• **Task instructions**: Copy each line below that has "koleksi".

== Given data ==

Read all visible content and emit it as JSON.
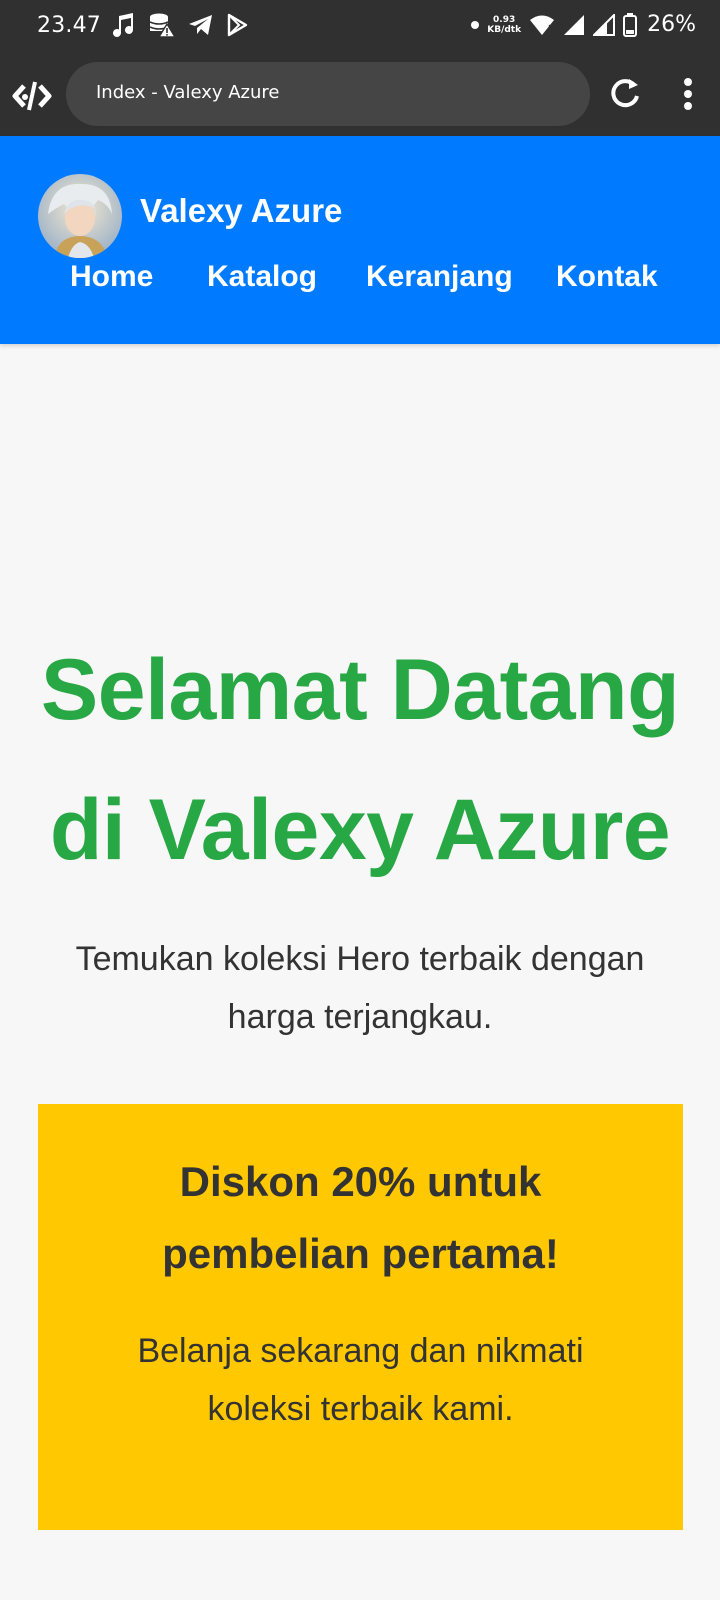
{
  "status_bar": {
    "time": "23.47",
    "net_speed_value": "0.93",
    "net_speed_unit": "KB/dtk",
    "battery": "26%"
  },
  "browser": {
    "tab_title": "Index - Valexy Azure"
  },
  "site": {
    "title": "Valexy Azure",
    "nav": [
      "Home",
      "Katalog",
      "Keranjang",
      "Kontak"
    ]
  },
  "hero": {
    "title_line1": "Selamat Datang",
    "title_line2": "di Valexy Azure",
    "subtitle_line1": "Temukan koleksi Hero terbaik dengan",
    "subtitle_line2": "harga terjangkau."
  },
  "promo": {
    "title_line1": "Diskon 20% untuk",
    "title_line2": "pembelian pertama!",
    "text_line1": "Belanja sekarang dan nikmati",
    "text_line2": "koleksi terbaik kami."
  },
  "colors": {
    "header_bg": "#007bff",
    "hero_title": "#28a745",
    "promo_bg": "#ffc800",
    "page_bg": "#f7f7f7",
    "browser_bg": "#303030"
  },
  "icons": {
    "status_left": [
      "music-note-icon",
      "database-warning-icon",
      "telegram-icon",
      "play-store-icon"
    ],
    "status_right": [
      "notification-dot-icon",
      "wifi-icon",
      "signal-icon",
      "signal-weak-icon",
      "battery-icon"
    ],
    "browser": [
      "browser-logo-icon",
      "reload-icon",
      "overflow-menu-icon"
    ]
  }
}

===

• **Answer to the problem**:
    "subtitle_line1": "Temukan koleksi Hero terbaik dengan",
    "text_line2": "koleksi terbaik kami."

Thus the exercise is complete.